In order for the U.S. to reach the best possible solution, the administration must have every tool available to help it achieve its goals. The Menendez-Kirk bill gives President Obama all the flexibility he needs to come to a final agreement: the bill does not violate the terms of the interim agreement and actually gives President Obama generous waiver authority to postpone the sanctions for up to a year if he feels they will harm the diplomatic process. The bill provides Iran with a necessary “stick” to prevent it from negotiating in bad faith. The regime is feeling the pressure of the sanctions and wants to avoid increased pressure.

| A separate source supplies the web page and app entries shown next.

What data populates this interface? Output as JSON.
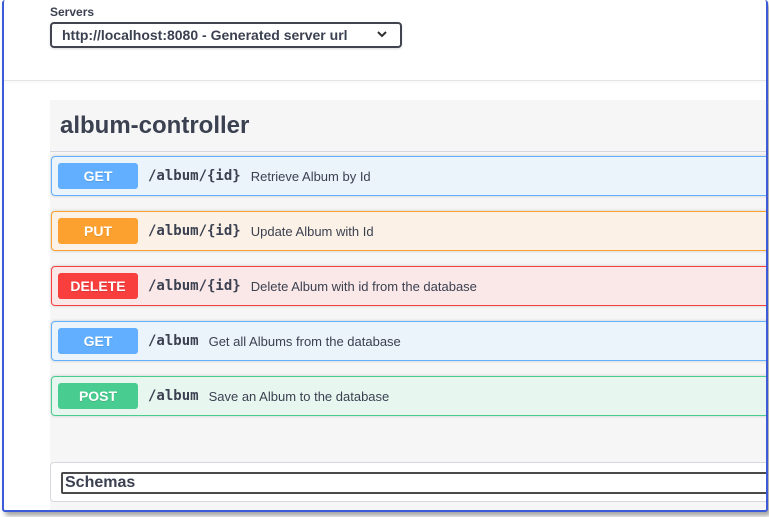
{
  "servers": {
    "label": "Servers",
    "selected": "http://localhost:8080 - Generated server url",
    "chevron_icon": "chevron-down-icon"
  },
  "tag": {
    "title": "album-controller"
  },
  "operations": [
    {
      "method": "GET",
      "path": "/album/{id}",
      "summary": "Retrieve Album by Id"
    },
    {
      "method": "PUT",
      "path": "/album/{id}",
      "summary": "Update Album with Id"
    },
    {
      "method": "DELETE",
      "path": "/album/{id}",
      "summary": "Delete Album with id from the database"
    },
    {
      "method": "GET",
      "path": "/album",
      "summary": "Get all Albums from the database"
    },
    {
      "method": "POST",
      "path": "/album",
      "summary": "Save an Album to the database"
    }
  ],
  "schemas": {
    "label": "Schemas"
  },
  "colors": {
    "get": "#61affe",
    "put": "#fca130",
    "delete": "#f93e3e",
    "post": "#49cc90",
    "frame_border": "#3b5bd9"
  }
}
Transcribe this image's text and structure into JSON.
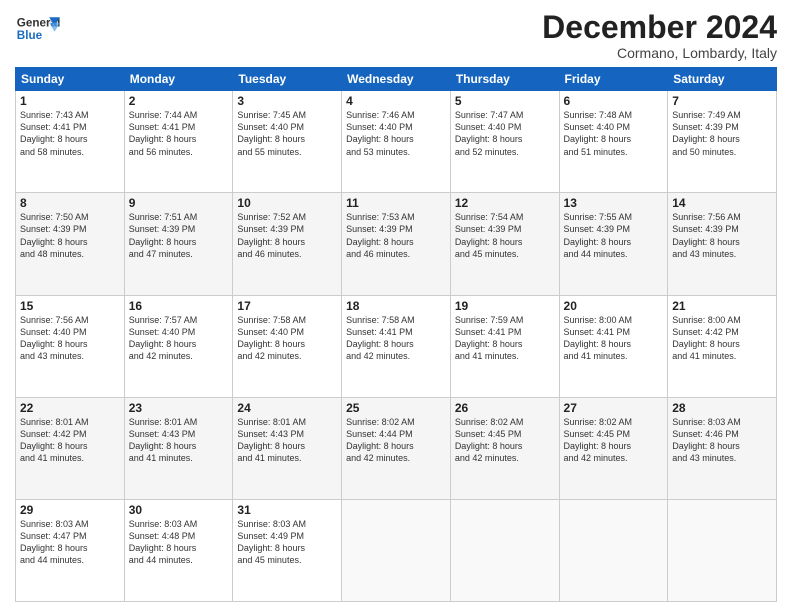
{
  "header": {
    "logo_line1": "General",
    "logo_line2": "Blue",
    "month": "December 2024",
    "location": "Cormano, Lombardy, Italy"
  },
  "weekdays": [
    "Sunday",
    "Monday",
    "Tuesday",
    "Wednesday",
    "Thursday",
    "Friday",
    "Saturday"
  ],
  "weeks": [
    [
      {
        "day": "1",
        "info": "Sunrise: 7:43 AM\nSunset: 4:41 PM\nDaylight: 8 hours\nand 58 minutes."
      },
      {
        "day": "2",
        "info": "Sunrise: 7:44 AM\nSunset: 4:41 PM\nDaylight: 8 hours\nand 56 minutes."
      },
      {
        "day": "3",
        "info": "Sunrise: 7:45 AM\nSunset: 4:40 PM\nDaylight: 8 hours\nand 55 minutes."
      },
      {
        "day": "4",
        "info": "Sunrise: 7:46 AM\nSunset: 4:40 PM\nDaylight: 8 hours\nand 53 minutes."
      },
      {
        "day": "5",
        "info": "Sunrise: 7:47 AM\nSunset: 4:40 PM\nDaylight: 8 hours\nand 52 minutes."
      },
      {
        "day": "6",
        "info": "Sunrise: 7:48 AM\nSunset: 4:40 PM\nDaylight: 8 hours\nand 51 minutes."
      },
      {
        "day": "7",
        "info": "Sunrise: 7:49 AM\nSunset: 4:39 PM\nDaylight: 8 hours\nand 50 minutes."
      }
    ],
    [
      {
        "day": "8",
        "info": "Sunrise: 7:50 AM\nSunset: 4:39 PM\nDaylight: 8 hours\nand 48 minutes."
      },
      {
        "day": "9",
        "info": "Sunrise: 7:51 AM\nSunset: 4:39 PM\nDaylight: 8 hours\nand 47 minutes."
      },
      {
        "day": "10",
        "info": "Sunrise: 7:52 AM\nSunset: 4:39 PM\nDaylight: 8 hours\nand 46 minutes."
      },
      {
        "day": "11",
        "info": "Sunrise: 7:53 AM\nSunset: 4:39 PM\nDaylight: 8 hours\nand 46 minutes."
      },
      {
        "day": "12",
        "info": "Sunrise: 7:54 AM\nSunset: 4:39 PM\nDaylight: 8 hours\nand 45 minutes."
      },
      {
        "day": "13",
        "info": "Sunrise: 7:55 AM\nSunset: 4:39 PM\nDaylight: 8 hours\nand 44 minutes."
      },
      {
        "day": "14",
        "info": "Sunrise: 7:56 AM\nSunset: 4:39 PM\nDaylight: 8 hours\nand 43 minutes."
      }
    ],
    [
      {
        "day": "15",
        "info": "Sunrise: 7:56 AM\nSunset: 4:40 PM\nDaylight: 8 hours\nand 43 minutes."
      },
      {
        "day": "16",
        "info": "Sunrise: 7:57 AM\nSunset: 4:40 PM\nDaylight: 8 hours\nand 42 minutes."
      },
      {
        "day": "17",
        "info": "Sunrise: 7:58 AM\nSunset: 4:40 PM\nDaylight: 8 hours\nand 42 minutes."
      },
      {
        "day": "18",
        "info": "Sunrise: 7:58 AM\nSunset: 4:41 PM\nDaylight: 8 hours\nand 42 minutes."
      },
      {
        "day": "19",
        "info": "Sunrise: 7:59 AM\nSunset: 4:41 PM\nDaylight: 8 hours\nand 41 minutes."
      },
      {
        "day": "20",
        "info": "Sunrise: 8:00 AM\nSunset: 4:41 PM\nDaylight: 8 hours\nand 41 minutes."
      },
      {
        "day": "21",
        "info": "Sunrise: 8:00 AM\nSunset: 4:42 PM\nDaylight: 8 hours\nand 41 minutes."
      }
    ],
    [
      {
        "day": "22",
        "info": "Sunrise: 8:01 AM\nSunset: 4:42 PM\nDaylight: 8 hours\nand 41 minutes."
      },
      {
        "day": "23",
        "info": "Sunrise: 8:01 AM\nSunset: 4:43 PM\nDaylight: 8 hours\nand 41 minutes."
      },
      {
        "day": "24",
        "info": "Sunrise: 8:01 AM\nSunset: 4:43 PM\nDaylight: 8 hours\nand 41 minutes."
      },
      {
        "day": "25",
        "info": "Sunrise: 8:02 AM\nSunset: 4:44 PM\nDaylight: 8 hours\nand 42 minutes."
      },
      {
        "day": "26",
        "info": "Sunrise: 8:02 AM\nSunset: 4:45 PM\nDaylight: 8 hours\nand 42 minutes."
      },
      {
        "day": "27",
        "info": "Sunrise: 8:02 AM\nSunset: 4:45 PM\nDaylight: 8 hours\nand 42 minutes."
      },
      {
        "day": "28",
        "info": "Sunrise: 8:03 AM\nSunset: 4:46 PM\nDaylight: 8 hours\nand 43 minutes."
      }
    ],
    [
      {
        "day": "29",
        "info": "Sunrise: 8:03 AM\nSunset: 4:47 PM\nDaylight: 8 hours\nand 44 minutes."
      },
      {
        "day": "30",
        "info": "Sunrise: 8:03 AM\nSunset: 4:48 PM\nDaylight: 8 hours\nand 44 minutes."
      },
      {
        "day": "31",
        "info": "Sunrise: 8:03 AM\nSunset: 4:49 PM\nDaylight: 8 hours\nand 45 minutes."
      },
      null,
      null,
      null,
      null
    ]
  ]
}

Those who oppose this bill argue that the U.S. must now give its negotiators time and space to come to a final agreement with Iran without the threat of new sanctions. But Iran has proven time and time again that it cannot be trusted. Given Iran’s track record, the U.S. should not trust Iran to follow through on its commitments and must continue to exert pressure on the regime. If we put blind faith in the Iranians to uphold their end of the bargain, the negotiations are doomed to fail.

We all want to see a diplomatic resolution to the West’s decades’ long conflict with Iran. But in order to avoid a military confrontation, we must use all available diplomatic tools to come to an agreement. President Obama and John Kerry have made tremendous progress in recent months, but Congress must now do its part to provide them with as many tools as possible to reach a peaceful solution. Financial sanctions combined with diplomatic outreach have convinced Iran to come to the negotiating table. Now is not the time to let up on this pressure.

Sellers is from Denmark, S.C. and represents House District 90,  serving since 2006.  He is a member of the South Carolina House Judiciary Committee and a candidate for Lt. Governor.